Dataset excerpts

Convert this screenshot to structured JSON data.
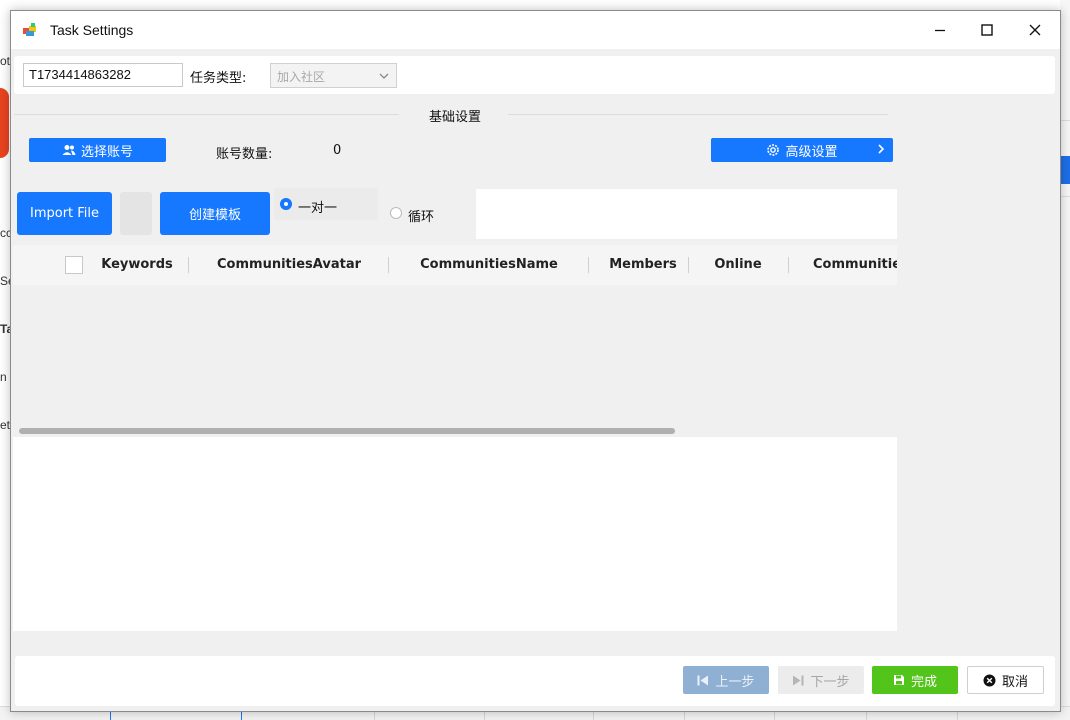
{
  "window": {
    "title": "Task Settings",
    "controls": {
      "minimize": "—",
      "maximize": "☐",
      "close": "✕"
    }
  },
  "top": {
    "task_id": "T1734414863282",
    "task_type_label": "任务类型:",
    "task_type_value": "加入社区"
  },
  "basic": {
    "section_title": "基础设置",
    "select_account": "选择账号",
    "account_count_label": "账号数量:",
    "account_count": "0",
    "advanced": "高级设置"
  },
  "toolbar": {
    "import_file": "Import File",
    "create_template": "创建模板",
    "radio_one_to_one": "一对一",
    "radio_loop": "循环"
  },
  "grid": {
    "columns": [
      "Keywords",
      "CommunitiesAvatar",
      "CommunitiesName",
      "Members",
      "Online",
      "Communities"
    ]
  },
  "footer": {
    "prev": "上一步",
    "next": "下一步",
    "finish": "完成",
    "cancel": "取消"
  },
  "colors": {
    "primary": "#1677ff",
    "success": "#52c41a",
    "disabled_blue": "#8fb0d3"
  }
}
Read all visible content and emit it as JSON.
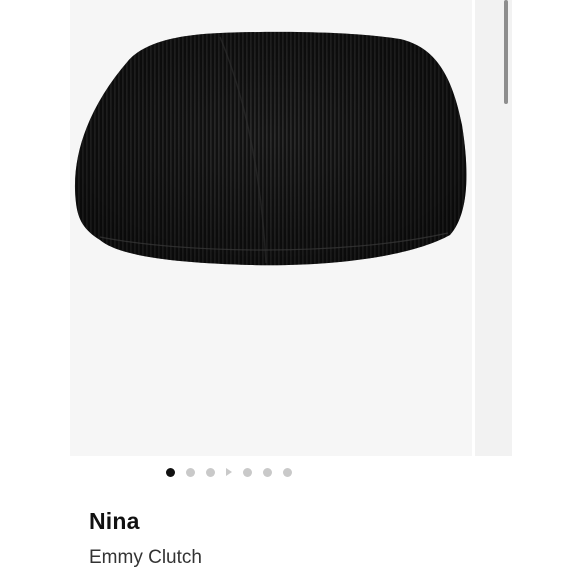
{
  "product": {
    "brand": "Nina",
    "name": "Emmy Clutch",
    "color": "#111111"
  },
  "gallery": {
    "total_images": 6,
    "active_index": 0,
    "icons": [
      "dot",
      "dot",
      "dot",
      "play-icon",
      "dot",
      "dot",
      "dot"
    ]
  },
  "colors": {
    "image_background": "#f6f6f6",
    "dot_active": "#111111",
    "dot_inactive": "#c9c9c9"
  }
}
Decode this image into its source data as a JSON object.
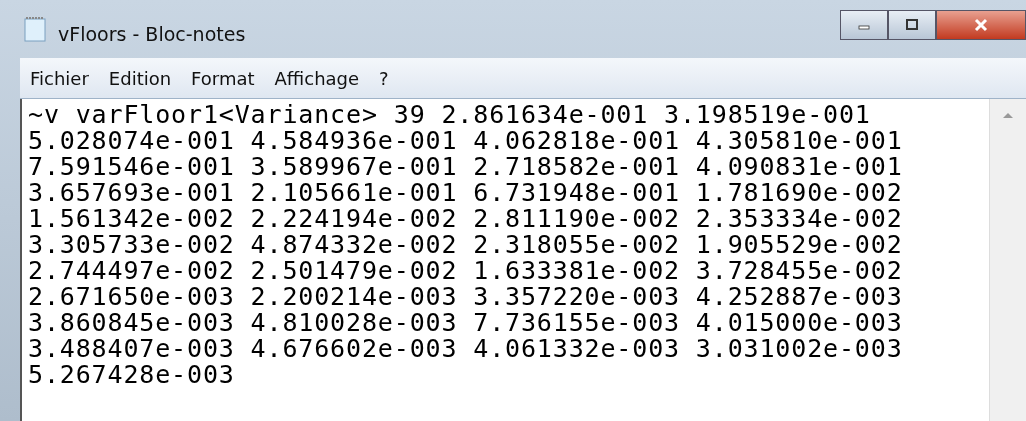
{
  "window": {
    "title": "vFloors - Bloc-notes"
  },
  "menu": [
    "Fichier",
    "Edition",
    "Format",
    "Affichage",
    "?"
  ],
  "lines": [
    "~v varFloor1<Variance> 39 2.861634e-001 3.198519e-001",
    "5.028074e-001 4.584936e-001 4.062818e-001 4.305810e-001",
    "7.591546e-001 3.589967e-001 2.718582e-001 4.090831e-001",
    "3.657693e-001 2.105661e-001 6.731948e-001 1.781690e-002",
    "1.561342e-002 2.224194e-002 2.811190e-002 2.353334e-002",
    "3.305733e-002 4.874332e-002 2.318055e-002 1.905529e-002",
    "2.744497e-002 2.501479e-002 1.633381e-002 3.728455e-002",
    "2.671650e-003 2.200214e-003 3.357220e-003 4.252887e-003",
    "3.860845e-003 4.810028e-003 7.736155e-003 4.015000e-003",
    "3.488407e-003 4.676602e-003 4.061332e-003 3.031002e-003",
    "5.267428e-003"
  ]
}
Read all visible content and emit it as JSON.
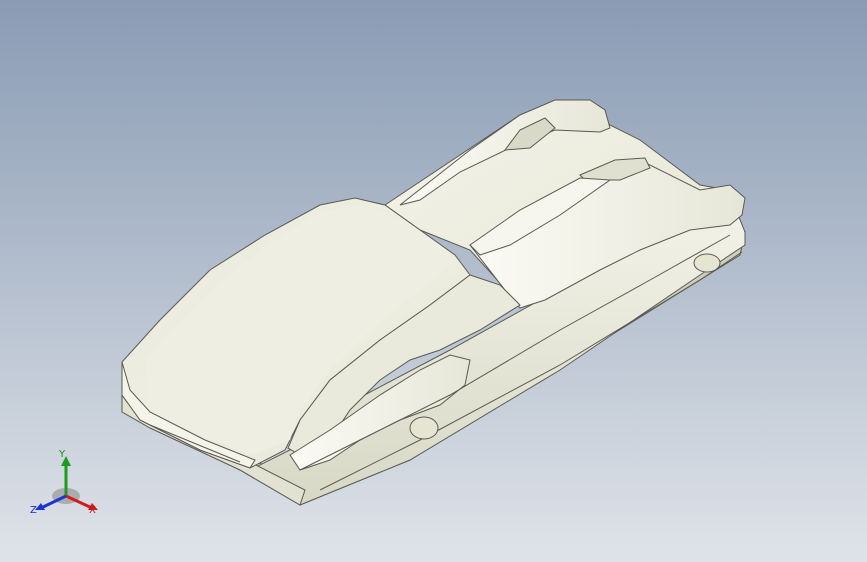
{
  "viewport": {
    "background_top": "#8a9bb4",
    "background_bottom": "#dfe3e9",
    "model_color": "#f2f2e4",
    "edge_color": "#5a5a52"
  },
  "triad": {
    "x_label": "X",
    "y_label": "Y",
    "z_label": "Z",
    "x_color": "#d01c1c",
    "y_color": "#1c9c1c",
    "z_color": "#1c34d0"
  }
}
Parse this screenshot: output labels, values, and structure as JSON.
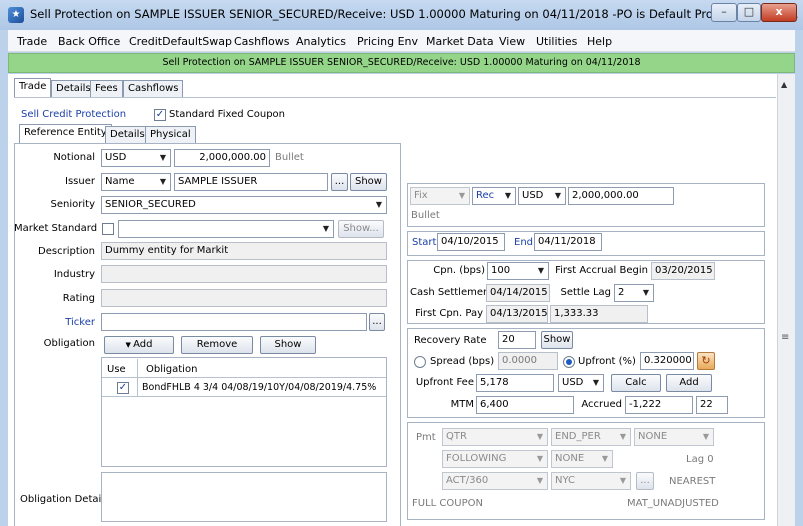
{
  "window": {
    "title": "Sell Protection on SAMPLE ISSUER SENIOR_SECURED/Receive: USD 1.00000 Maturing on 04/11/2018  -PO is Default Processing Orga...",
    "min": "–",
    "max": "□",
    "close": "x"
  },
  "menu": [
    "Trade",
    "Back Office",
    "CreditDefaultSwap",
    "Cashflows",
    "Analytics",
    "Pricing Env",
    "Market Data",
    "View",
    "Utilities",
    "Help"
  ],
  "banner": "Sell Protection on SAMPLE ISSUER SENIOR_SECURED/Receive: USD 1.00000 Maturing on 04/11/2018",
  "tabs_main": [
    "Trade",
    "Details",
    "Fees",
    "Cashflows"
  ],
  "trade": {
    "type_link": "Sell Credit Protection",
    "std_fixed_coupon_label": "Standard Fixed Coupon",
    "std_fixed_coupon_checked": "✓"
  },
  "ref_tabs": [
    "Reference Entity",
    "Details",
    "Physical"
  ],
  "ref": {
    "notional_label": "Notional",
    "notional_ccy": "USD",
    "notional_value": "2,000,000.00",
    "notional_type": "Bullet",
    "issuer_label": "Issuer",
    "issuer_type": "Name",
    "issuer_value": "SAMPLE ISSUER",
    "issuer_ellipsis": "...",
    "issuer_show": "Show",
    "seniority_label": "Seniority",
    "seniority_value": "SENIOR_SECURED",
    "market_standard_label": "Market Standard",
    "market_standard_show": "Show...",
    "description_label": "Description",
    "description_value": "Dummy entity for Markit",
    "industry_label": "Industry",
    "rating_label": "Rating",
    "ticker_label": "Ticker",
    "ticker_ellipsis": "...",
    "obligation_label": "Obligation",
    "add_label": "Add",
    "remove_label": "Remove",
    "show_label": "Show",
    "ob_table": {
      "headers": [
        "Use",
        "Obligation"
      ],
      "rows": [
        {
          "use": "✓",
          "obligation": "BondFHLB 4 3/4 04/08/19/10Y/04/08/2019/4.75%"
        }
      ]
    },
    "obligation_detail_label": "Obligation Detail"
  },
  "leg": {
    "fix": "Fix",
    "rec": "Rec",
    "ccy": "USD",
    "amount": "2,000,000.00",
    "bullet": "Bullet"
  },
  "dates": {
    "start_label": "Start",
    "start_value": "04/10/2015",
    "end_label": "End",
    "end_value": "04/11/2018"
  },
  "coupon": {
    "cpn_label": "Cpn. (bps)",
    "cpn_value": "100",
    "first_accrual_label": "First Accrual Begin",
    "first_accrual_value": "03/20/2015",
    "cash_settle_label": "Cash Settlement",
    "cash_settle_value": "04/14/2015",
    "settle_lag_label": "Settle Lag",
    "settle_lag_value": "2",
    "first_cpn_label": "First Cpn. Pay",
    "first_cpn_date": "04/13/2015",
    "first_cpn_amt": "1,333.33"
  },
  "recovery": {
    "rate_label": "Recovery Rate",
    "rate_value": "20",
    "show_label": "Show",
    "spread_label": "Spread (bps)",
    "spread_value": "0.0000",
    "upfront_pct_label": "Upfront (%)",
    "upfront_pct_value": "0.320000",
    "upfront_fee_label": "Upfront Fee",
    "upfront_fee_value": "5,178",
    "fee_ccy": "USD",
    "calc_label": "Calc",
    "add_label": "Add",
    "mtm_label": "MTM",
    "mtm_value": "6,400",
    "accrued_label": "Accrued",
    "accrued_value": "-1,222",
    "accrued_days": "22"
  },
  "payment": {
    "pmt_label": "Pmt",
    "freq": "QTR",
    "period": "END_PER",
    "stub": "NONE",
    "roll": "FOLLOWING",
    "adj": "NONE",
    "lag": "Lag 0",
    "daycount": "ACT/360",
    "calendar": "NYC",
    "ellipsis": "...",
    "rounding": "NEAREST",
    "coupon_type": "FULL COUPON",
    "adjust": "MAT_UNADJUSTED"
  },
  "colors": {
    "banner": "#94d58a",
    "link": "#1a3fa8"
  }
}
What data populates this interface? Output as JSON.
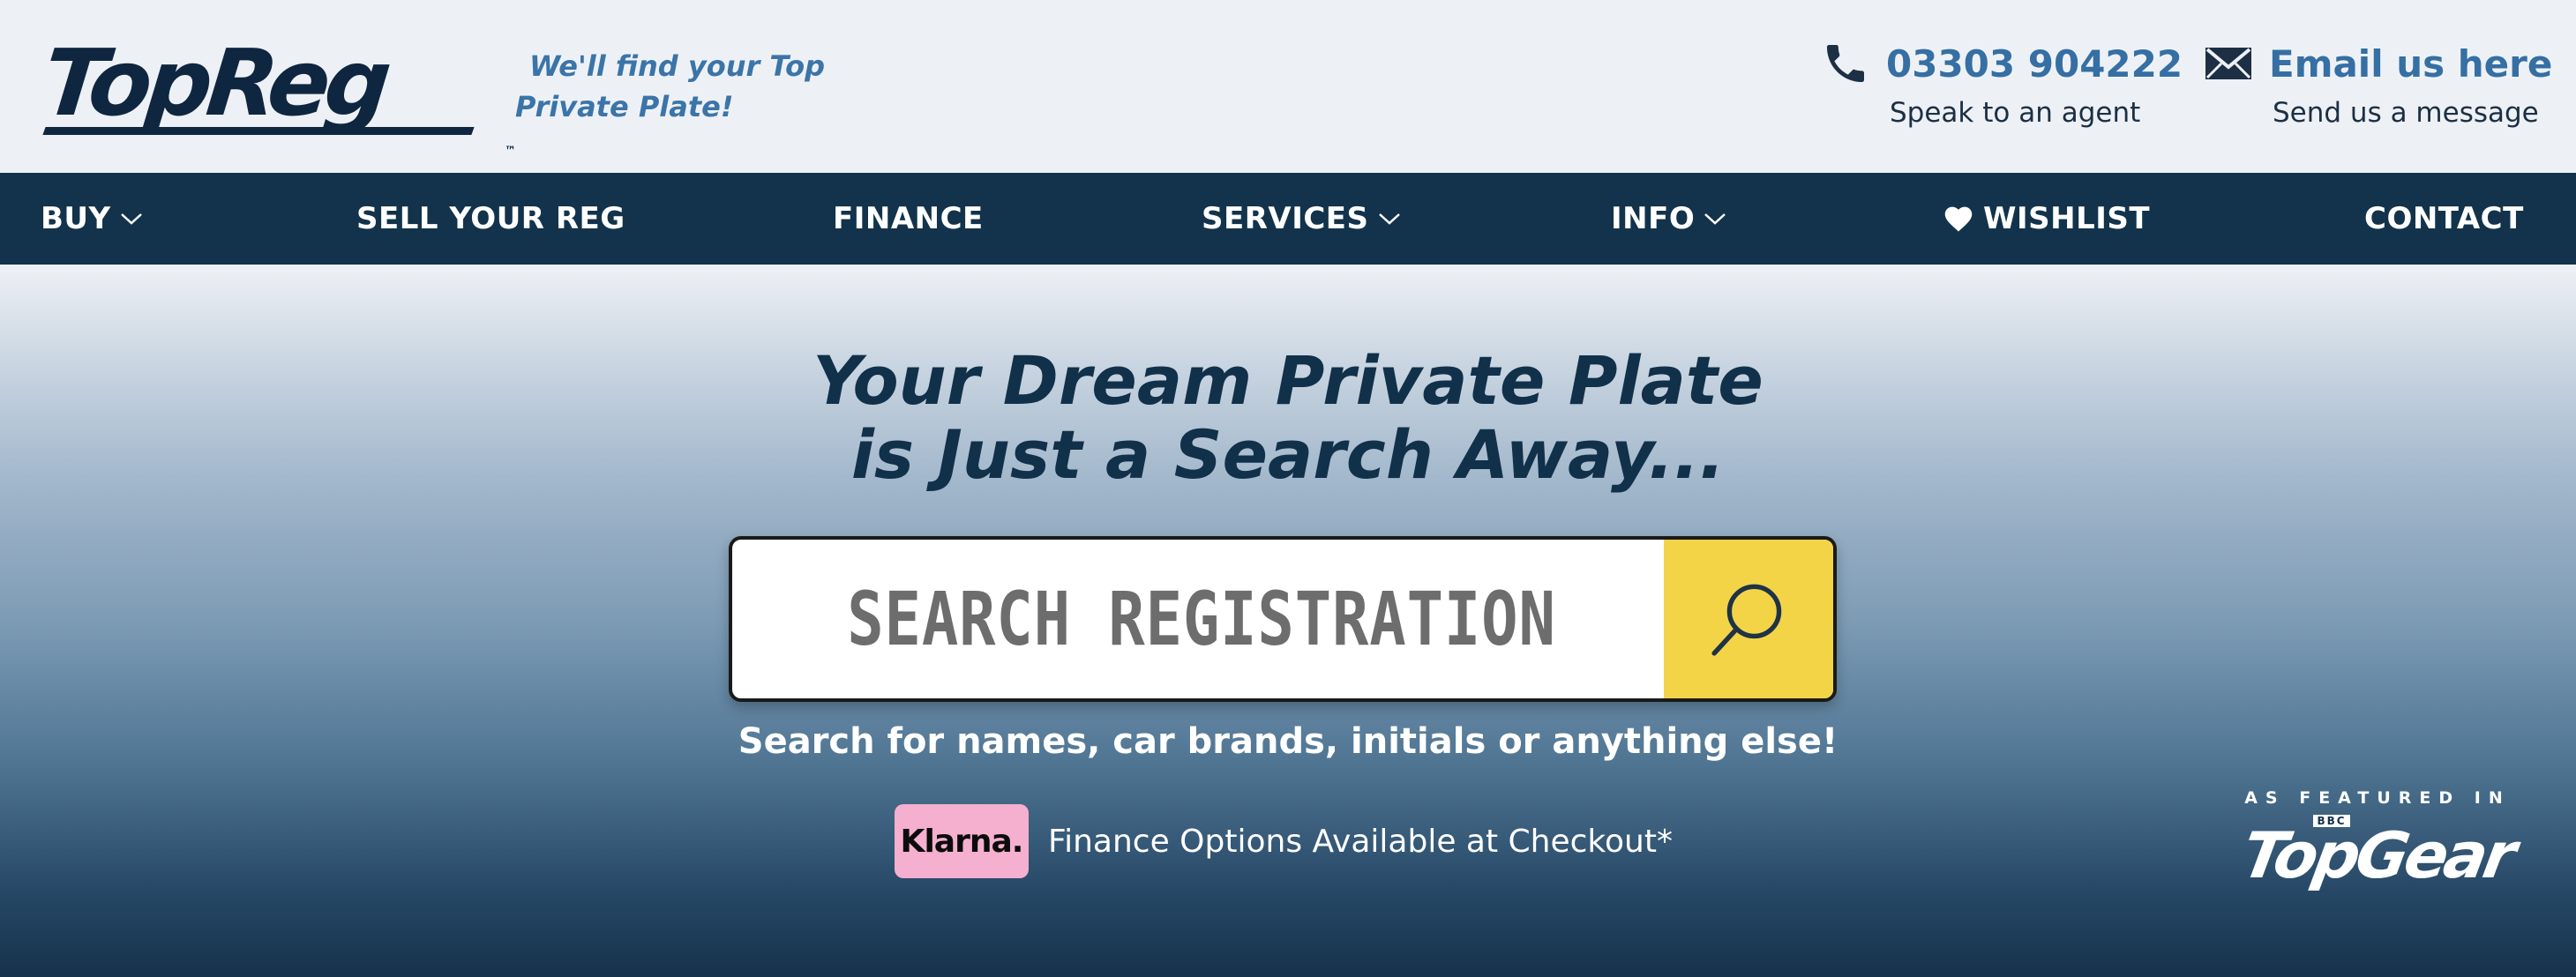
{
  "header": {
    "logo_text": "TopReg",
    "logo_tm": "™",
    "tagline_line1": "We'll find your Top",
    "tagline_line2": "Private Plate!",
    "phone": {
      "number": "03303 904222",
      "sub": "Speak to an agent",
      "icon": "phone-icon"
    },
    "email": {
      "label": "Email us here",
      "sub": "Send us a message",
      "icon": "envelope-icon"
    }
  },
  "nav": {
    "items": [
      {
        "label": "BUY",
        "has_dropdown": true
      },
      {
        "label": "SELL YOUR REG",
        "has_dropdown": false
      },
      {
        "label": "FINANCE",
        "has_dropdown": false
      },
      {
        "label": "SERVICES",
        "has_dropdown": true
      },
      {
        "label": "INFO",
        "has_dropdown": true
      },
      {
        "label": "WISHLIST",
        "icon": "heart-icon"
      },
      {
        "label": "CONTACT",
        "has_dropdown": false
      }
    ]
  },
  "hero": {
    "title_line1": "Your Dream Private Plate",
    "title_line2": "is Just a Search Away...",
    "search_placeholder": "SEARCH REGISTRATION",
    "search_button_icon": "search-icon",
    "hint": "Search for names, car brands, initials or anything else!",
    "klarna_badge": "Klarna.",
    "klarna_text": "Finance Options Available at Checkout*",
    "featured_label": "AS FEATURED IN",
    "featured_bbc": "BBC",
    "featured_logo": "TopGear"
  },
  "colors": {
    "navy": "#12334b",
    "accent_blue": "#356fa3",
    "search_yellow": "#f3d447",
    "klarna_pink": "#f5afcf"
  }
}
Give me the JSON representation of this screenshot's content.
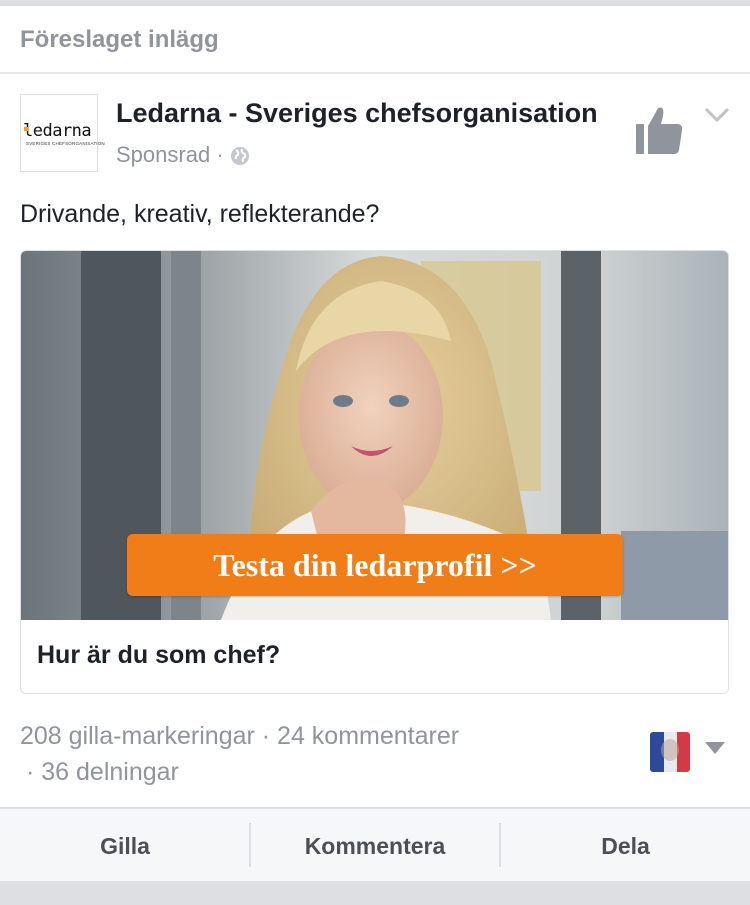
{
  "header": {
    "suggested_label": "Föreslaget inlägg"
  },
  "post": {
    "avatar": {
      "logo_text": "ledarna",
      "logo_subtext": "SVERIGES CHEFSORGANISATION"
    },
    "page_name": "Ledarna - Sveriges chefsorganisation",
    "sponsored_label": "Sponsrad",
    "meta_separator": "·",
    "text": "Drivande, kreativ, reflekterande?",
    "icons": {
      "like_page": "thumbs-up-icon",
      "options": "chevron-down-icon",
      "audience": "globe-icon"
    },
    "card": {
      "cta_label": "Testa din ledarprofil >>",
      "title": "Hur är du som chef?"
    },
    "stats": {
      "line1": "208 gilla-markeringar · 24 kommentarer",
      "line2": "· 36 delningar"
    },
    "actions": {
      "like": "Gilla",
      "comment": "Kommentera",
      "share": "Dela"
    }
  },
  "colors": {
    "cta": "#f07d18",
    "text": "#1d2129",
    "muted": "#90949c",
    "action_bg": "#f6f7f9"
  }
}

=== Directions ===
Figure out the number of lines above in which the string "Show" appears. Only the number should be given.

=== Response ===
4